%%

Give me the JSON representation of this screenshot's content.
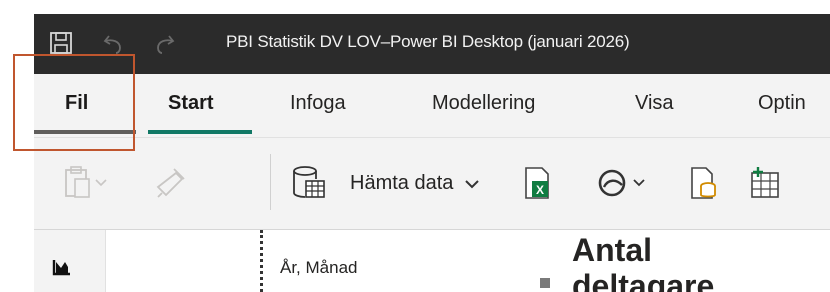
{
  "window": {
    "title": "PBI Statistik DV LOV–Power BI Desktop (januari 2026)",
    "icons": [
      "save-icon",
      "undo-icon",
      "redo-icon"
    ],
    "bar_color": "#2b2b2b"
  },
  "ribbon_tabs": [
    {
      "label": "Fil"
    },
    {
      "label": "Start"
    },
    {
      "label": "Infoga"
    },
    {
      "label": "Modellering"
    },
    {
      "label": "Visa"
    },
    {
      "label": "Optin"
    }
  ],
  "selected_tab": "Start",
  "accent_color": "#117865",
  "annotation_color": "#c0562e",
  "toolbar": {
    "get_data_label": "Hämta data",
    "icons": [
      "paste-icon",
      "format-painter-icon",
      "get-data-icon",
      "excel-icon",
      "onelake-icon",
      "sql-icon",
      "enter-data-icon"
    ]
  },
  "left_nav": {
    "icons": [
      "report-view-icon"
    ]
  },
  "canvas": {
    "slicer_label": "År, Månad",
    "visual_title_line1": "Antal",
    "visual_title_line2": "deltagare"
  }
}
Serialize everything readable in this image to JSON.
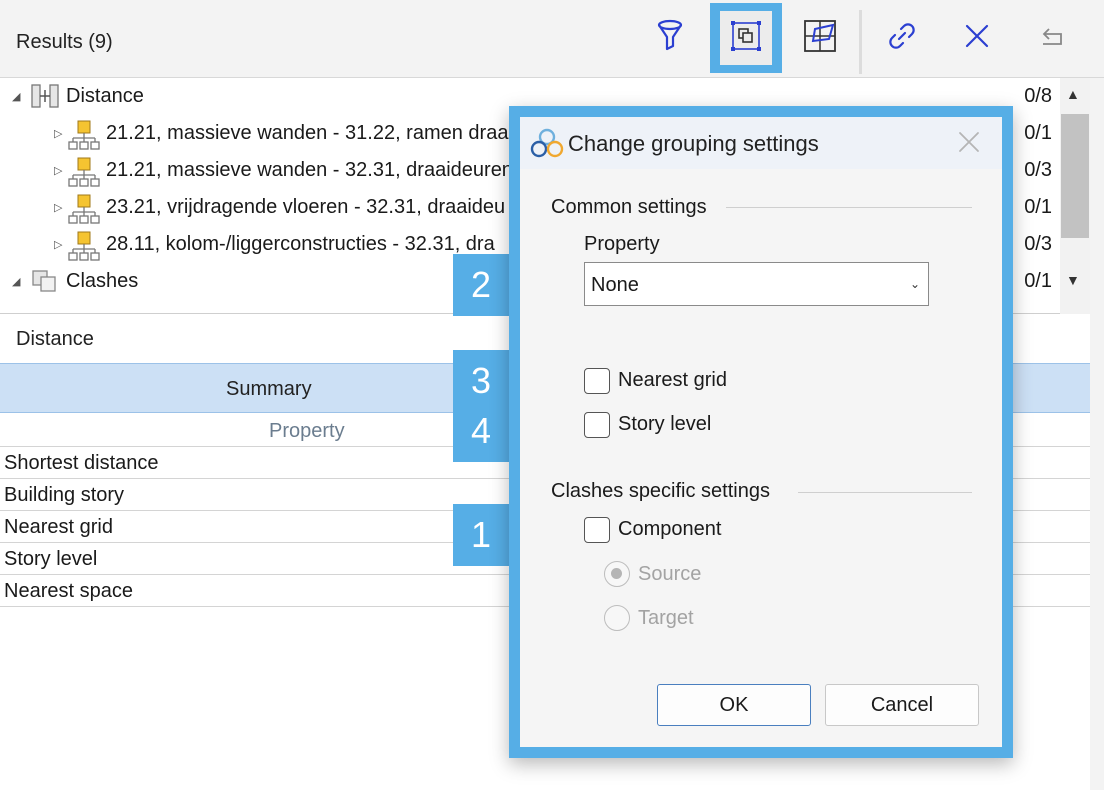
{
  "toolbar": {
    "results_title": "Results (9)",
    "buttons": [
      {
        "icon": "filter-icon"
      },
      {
        "icon": "grouping-settings-icon",
        "active": true
      },
      {
        "icon": "section-box-icon"
      },
      {
        "icon": "link-icon"
      },
      {
        "icon": "close-icon"
      },
      {
        "icon": "undo-icon"
      }
    ]
  },
  "tree": {
    "nodes": [
      {
        "label": "Distance",
        "count": "0/8",
        "expanded": true,
        "level": 0
      },
      {
        "label": "21.21, massieve wanden - 31.22, ramen draa",
        "count": "0/1",
        "level": 1
      },
      {
        "label": "21.21, massieve wanden - 32.31, draaideuren",
        "count": "0/3",
        "level": 1
      },
      {
        "label": "23.21, vrijdragende vloeren - 32.31, draaideu",
        "count": "0/1",
        "level": 1
      },
      {
        "label": "28.11, kolom-/liggerconstructies - 32.31, dra",
        "count": "0/3",
        "level": 1
      },
      {
        "label": "Clashes",
        "count": "0/1",
        "expanded": true,
        "level": 0
      }
    ]
  },
  "properties": {
    "section_title": "Distance",
    "summary_label": "Summary",
    "column_header": "Property",
    "rows": [
      "Shortest distance",
      "Building story",
      "Nearest grid",
      "Story level",
      "Nearest space"
    ]
  },
  "callouts": [
    "2",
    "3",
    "4",
    "1"
  ],
  "dialog": {
    "title": "Change grouping settings",
    "common_settings_label": "Common settings",
    "property_label": "Property",
    "property_value": "None",
    "nearest_grid_label": "Nearest grid",
    "story_level_label": "Story level",
    "clashes_settings_label": "Clashes specific settings",
    "component_label": "Component",
    "source_label": "Source",
    "target_label": "Target",
    "ok_label": "OK",
    "cancel_label": "Cancel"
  },
  "colors": {
    "accent": "#56aee6",
    "summary_bg": "#cce0f5",
    "icon_blue": "#2b3fd1",
    "tree_node_yellow": "#f5c431"
  }
}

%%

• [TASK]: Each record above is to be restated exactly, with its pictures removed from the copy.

• [TASK RESULT]:
Give me the JSON representation of this screenshot's content.
{
  "window": {
    "title": "PBI Statistik DV LOV–Power BI Desktop (januari 2026)",
    "icons": [
      "save-icon",
      "undo-icon",
      "redo-icon"
    ],
    "bar_color": "#2b2b2b"
  },
  "ribbon_tabs": [
    {
      "label": "Fil"
    },
    {
      "label": "Start"
    },
    {
      "label": "Infoga"
    },
    {
      "label": "Modellering"
    },
    {
      "label": "Visa"
    },
    {
      "label": "Optin"
    }
  ],
  "selected_tab": "Start",
  "accent_color": "#117865",
  "annotation_color": "#c0562e",
  "toolbar": {
    "get_data_label": "Hämta data",
    "icons": [
      "paste-icon",
      "format-painter-icon",
      "get-data-icon",
      "excel-icon",
      "onelake-icon",
      "sql-icon",
      "enter-data-icon"
    ]
  },
  "left_nav": {
    "icons": [
      "report-view-icon"
    ]
  },
  "canvas": {
    "slicer_label": "År, Månad",
    "visual_title_line1": "Antal",
    "visual_title_line2": "deltagare"
  }
}
Serialize everything readable in this image to JSON.
{
  "toolbar": {
    "results_title": "Results (9)",
    "buttons": [
      {
        "icon": "filter-icon"
      },
      {
        "icon": "grouping-settings-icon",
        "active": true
      },
      {
        "icon": "section-box-icon"
      },
      {
        "icon": "link-icon"
      },
      {
        "icon": "close-icon"
      },
      {
        "icon": "undo-icon"
      }
    ]
  },
  "tree": {
    "nodes": [
      {
        "label": "Distance",
        "count": "0/8",
        "expanded": true,
        "level": 0
      },
      {
        "label": "21.21, massieve wanden - 31.22, ramen draa",
        "count": "0/1",
        "level": 1
      },
      {
        "label": "21.21, massieve wanden - 32.31, draaideuren",
        "count": "0/3",
        "level": 1
      },
      {
        "label": "23.21, vrijdragende vloeren - 32.31, draaideu",
        "count": "0/1",
        "level": 1
      },
      {
        "label": "28.11, kolom-/liggerconstructies - 32.31, dra",
        "count": "0/3",
        "level": 1
      },
      {
        "label": "Clashes",
        "count": "0/1",
        "expanded": true,
        "level": 0
      }
    ]
  },
  "properties": {
    "section_title": "Distance",
    "summary_label": "Summary",
    "column_header": "Property",
    "rows": [
      "Shortest distance",
      "Building story",
      "Nearest grid",
      "Story level",
      "Nearest space"
    ]
  },
  "callouts": [
    "2",
    "3",
    "4",
    "1"
  ],
  "dialog": {
    "title": "Change grouping settings",
    "common_settings_label": "Common settings",
    "property_label": "Property",
    "property_value": "None",
    "nearest_grid_label": "Nearest grid",
    "story_level_label": "Story level",
    "clashes_settings_label": "Clashes specific settings",
    "component_label": "Component",
    "source_label": "Source",
    "target_label": "Target",
    "ok_label": "OK",
    "cancel_label": "Cancel"
  },
  "colors": {
    "accent": "#56aee6",
    "summary_bg": "#cce0f5",
    "icon_blue": "#2b3fd1",
    "tree_node_yellow": "#f5c431"
  }
}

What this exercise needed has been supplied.